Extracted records
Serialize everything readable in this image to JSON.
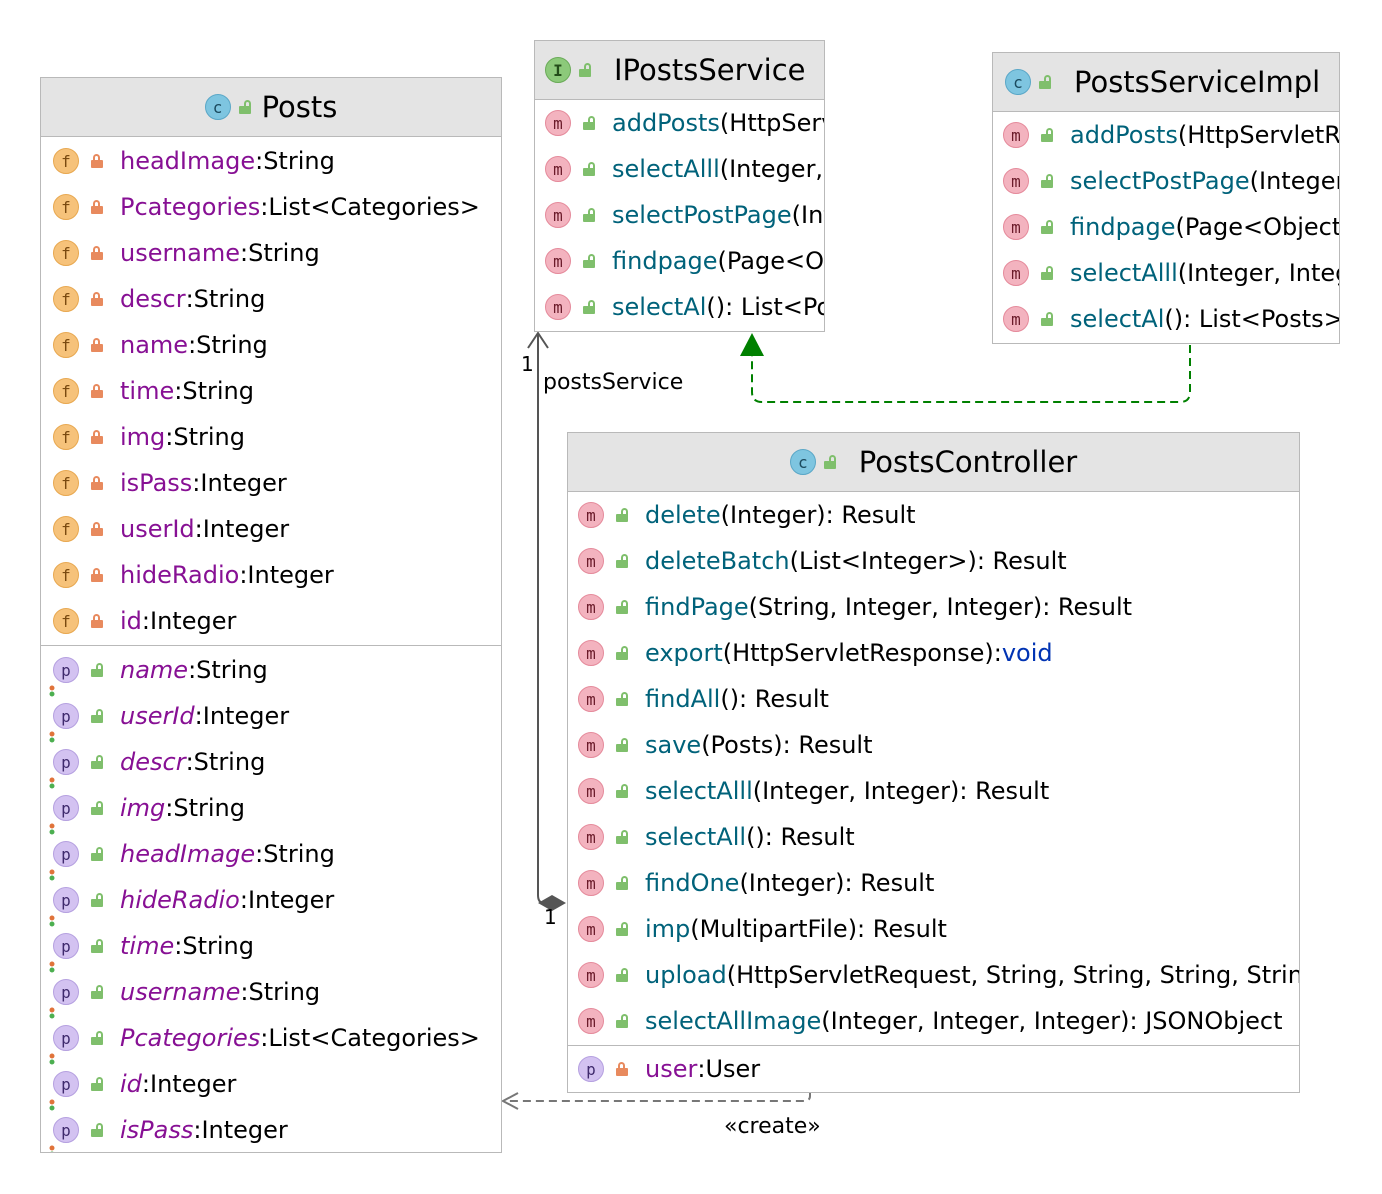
{
  "posts": {
    "name": "Posts",
    "fields": [
      {
        "name": "headImage",
        "type": "String"
      },
      {
        "name": "Pcategories",
        "type": "List<Categories>"
      },
      {
        "name": "username",
        "type": "String"
      },
      {
        "name": "descr",
        "type": "String"
      },
      {
        "name": "name",
        "type": "String"
      },
      {
        "name": "time",
        "type": "String"
      },
      {
        "name": "img",
        "type": "String"
      },
      {
        "name": "isPass",
        "type": "Integer"
      },
      {
        "name": "userId",
        "type": "Integer"
      },
      {
        "name": "hideRadio",
        "type": "Integer"
      },
      {
        "name": "id",
        "type": "Integer"
      }
    ],
    "properties": [
      {
        "name": "name",
        "type": "String"
      },
      {
        "name": "userId",
        "type": "Integer"
      },
      {
        "name": "descr",
        "type": "String"
      },
      {
        "name": "img",
        "type": "String"
      },
      {
        "name": "headImage",
        "type": "String"
      },
      {
        "name": "hideRadio",
        "type": "Integer"
      },
      {
        "name": "time",
        "type": "String"
      },
      {
        "name": "username",
        "type": "String"
      },
      {
        "name": "Pcategories",
        "type": "List<Categories>"
      },
      {
        "name": "id",
        "type": "Integer"
      },
      {
        "name": "isPass",
        "type": "Integer"
      }
    ]
  },
  "iposts_service": {
    "name": "IPostsService",
    "methods": [
      {
        "name": "addPosts",
        "sig": "(HttpServ"
      },
      {
        "name": "selectAlll",
        "sig": "(Integer,"
      },
      {
        "name": "selectPostPage",
        "sig": "(Int"
      },
      {
        "name": "findpage",
        "sig": "(Page<O"
      },
      {
        "name": "selectAl",
        "sig": "():  List<Po"
      }
    ]
  },
  "posts_service_impl": {
    "name": "PostsServiceImpl",
    "methods": [
      {
        "name": "addPosts",
        "sig": "(HttpServletR"
      },
      {
        "name": "selectPostPage",
        "sig": "(Integer"
      },
      {
        "name": "findpage",
        "sig": "(Page<Object"
      },
      {
        "name": "selectAlll",
        "sig": "(Integer, Integ"
      },
      {
        "name": "selectAl",
        "sig": "():  List<Posts>"
      }
    ]
  },
  "posts_controller": {
    "name": "PostsController",
    "methods": [
      {
        "name": "delete",
        "sig": "(Integer):  Result"
      },
      {
        "name": "deleteBatch",
        "sig": "(List<Integer>):  Result"
      },
      {
        "name": "findPage",
        "sig": "(String, Integer, Integer):  Result"
      },
      {
        "name": "export",
        "sig": "(HttpServletResponse):  ",
        "ret_kw": "void"
      },
      {
        "name": "findAll",
        "sig": "():  Result"
      },
      {
        "name": "save",
        "sig": "(Posts):  Result"
      },
      {
        "name": "selectAlll",
        "sig": "(Integer, Integer):  Result"
      },
      {
        "name": "selectAll",
        "sig": "():  Result"
      },
      {
        "name": "findOne",
        "sig": "(Integer):  Result"
      },
      {
        "name": "imp",
        "sig": "(MultipartFile):  Result"
      },
      {
        "name": "upload",
        "sig": "(HttpServletRequest, String, String, String, String,"
      },
      {
        "name": "selectAllImage",
        "sig": "(Integer, Integer, Integer):  JSONObject"
      }
    ],
    "fields": [
      {
        "name": "user",
        "type": "User"
      }
    ]
  },
  "edges": {
    "assoc_label": "postsService",
    "assoc_mult_top": "1",
    "assoc_mult_bottom": "1",
    "create_label": "«create»"
  },
  "icons": {
    "class": "c",
    "interface": "I",
    "field": "f",
    "method": "m",
    "property": "p"
  },
  "colors": {
    "field_name": "#871094",
    "method_name": "#00627a",
    "keyword": "#0033b3",
    "header_bg": "#e4e4e4",
    "realization_arrow": "#008000"
  }
}
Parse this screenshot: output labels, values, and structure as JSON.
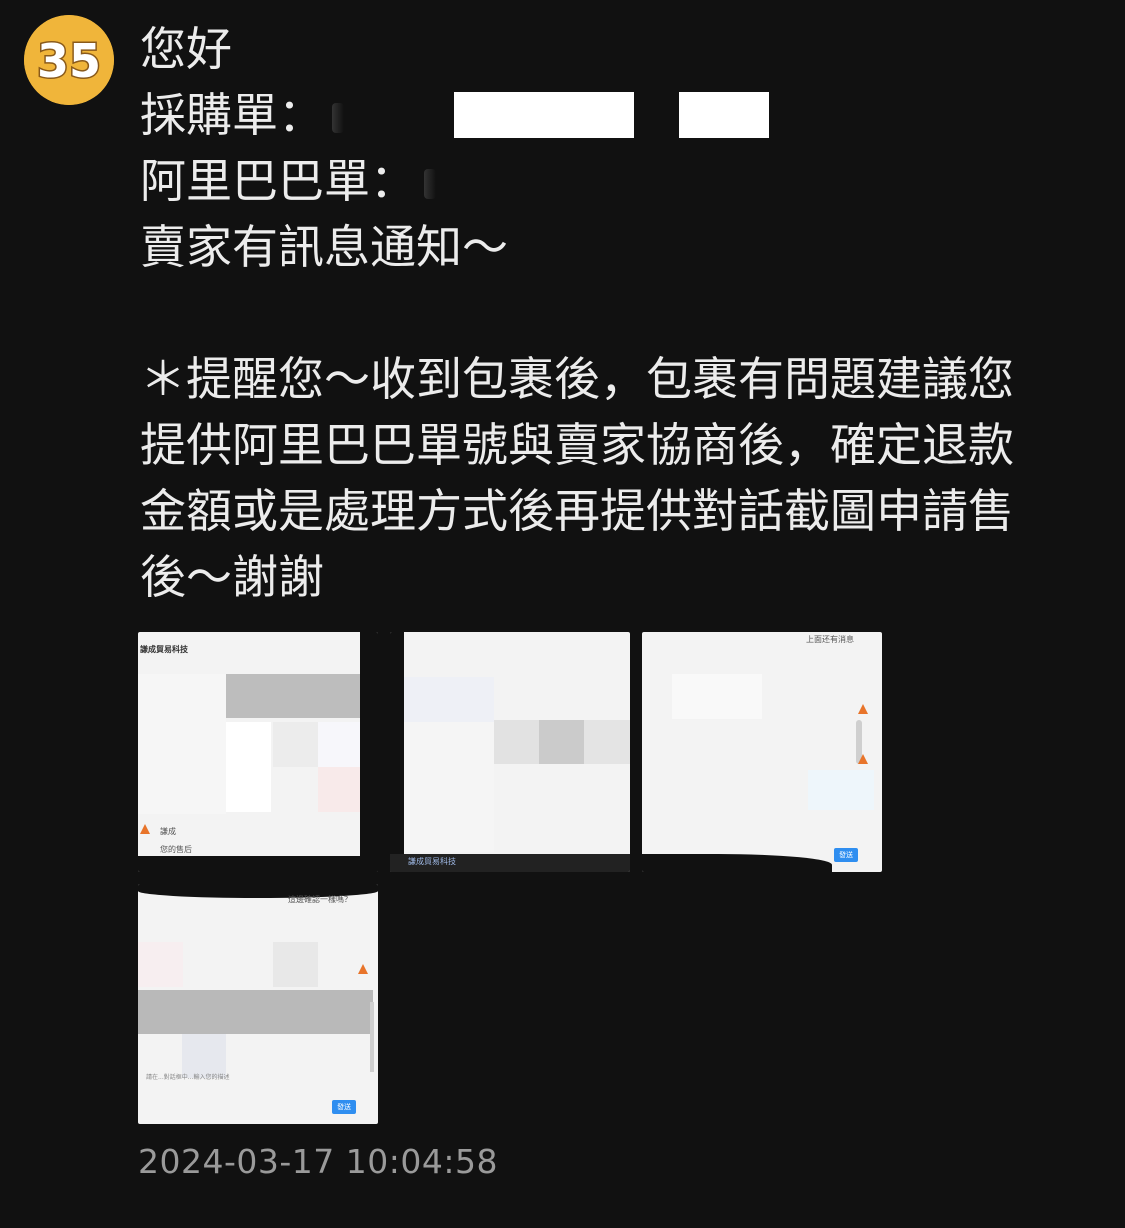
{
  "avatar": {
    "text": "35",
    "bg_color": "#f0b53a",
    "icon": "shop-logo-avatar"
  },
  "message": {
    "greeting": "您好",
    "purchase_label": "採購單：",
    "alibaba_label": "阿里巴巴單：",
    "seller_notice": "賣家有訊息通知～",
    "reminder_lines": [
      "＊提醒您～收到包裹後，包裹有問題建議您",
      "提供阿里巴巴單號與賣家協商後，確定退款",
      "金額或是處理方式後再提供對話截圖申請售",
      "後～謝謝"
    ]
  },
  "attachments": {
    "t1_title": "謙成貿易科技",
    "t1_msg1": "謙成",
    "t1_msg2": "您的售后",
    "t2_footer": "謙成貿易科技",
    "t3_header": "上面还有消息",
    "t3_btn": "發送",
    "t4_header": "這邊確認一樣嗎？",
    "t4_input": "請在...對話框中...輸入您的描述",
    "t4_btn": "發送"
  },
  "timestamp": "2024-03-17 10:04:58",
  "colors": {
    "background": "#111111",
    "text": "#ececec",
    "timestamp": "#9a9a9a",
    "accent_blue": "#2f8ef0"
  }
}
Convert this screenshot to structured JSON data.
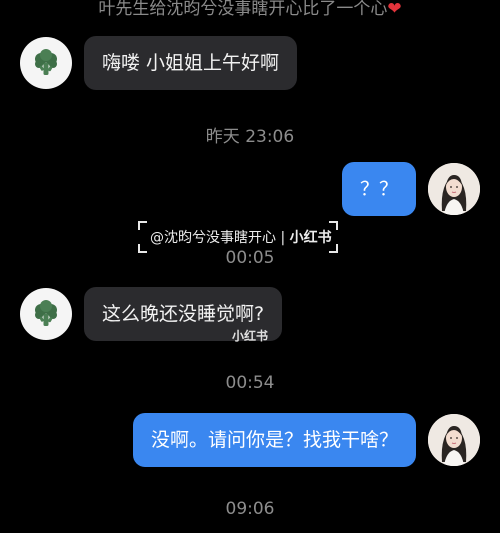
{
  "top_notice": {
    "text": "叶先生给沈昀兮没事瞎开心比了一个心",
    "heart": "❤"
  },
  "messages": [
    {
      "side": "incoming",
      "text": "嗨喽   小姐姐上午好啊",
      "avatar": "broccoli-icon"
    },
    {
      "side": "outgoing",
      "text": "？？",
      "avatar": "girl-avatar"
    },
    {
      "side": "incoming",
      "text": "这么晚还没睡觉啊?",
      "avatar": "broccoli-icon"
    },
    {
      "side": "outgoing",
      "text": "没啊。请问你是？找我干啥？",
      "avatar": "girl-avatar"
    }
  ],
  "timestamps": [
    "昨天 23:06",
    "00:05",
    "00:54",
    "09:06"
  ],
  "watermark": {
    "handle": "@沈昀兮没事瞎开心",
    "separator": "|",
    "brand": "小红书",
    "small_brand": "小红书"
  },
  "colors": {
    "background": "#000000",
    "incoming_bubble": "#2b2b2e",
    "outgoing_bubble": "#3a87f0",
    "timestamp_text": "#8d8d8d",
    "heart": "#e2333b"
  }
}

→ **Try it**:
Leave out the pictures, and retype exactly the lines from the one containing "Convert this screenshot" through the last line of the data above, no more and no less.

→ **Your solution**:
Convert this screenshot to structured JSON data.
{
  "top_notice": {
    "text": "叶先生给沈昀兮没事瞎开心比了一个心",
    "heart": "❤"
  },
  "messages": [
    {
      "side": "incoming",
      "text": "嗨喽   小姐姐上午好啊",
      "avatar": "broccoli-icon"
    },
    {
      "side": "outgoing",
      "text": "？？",
      "avatar": "girl-avatar"
    },
    {
      "side": "incoming",
      "text": "这么晚还没睡觉啊?",
      "avatar": "broccoli-icon"
    },
    {
      "side": "outgoing",
      "text": "没啊。请问你是？找我干啥？",
      "avatar": "girl-avatar"
    }
  ],
  "timestamps": [
    "昨天 23:06",
    "00:05",
    "00:54",
    "09:06"
  ],
  "watermark": {
    "handle": "@沈昀兮没事瞎开心",
    "separator": "|",
    "brand": "小红书",
    "small_brand": "小红书"
  },
  "colors": {
    "background": "#000000",
    "incoming_bubble": "#2b2b2e",
    "outgoing_bubble": "#3a87f0",
    "timestamp_text": "#8d8d8d",
    "heart": "#e2333b"
  }
}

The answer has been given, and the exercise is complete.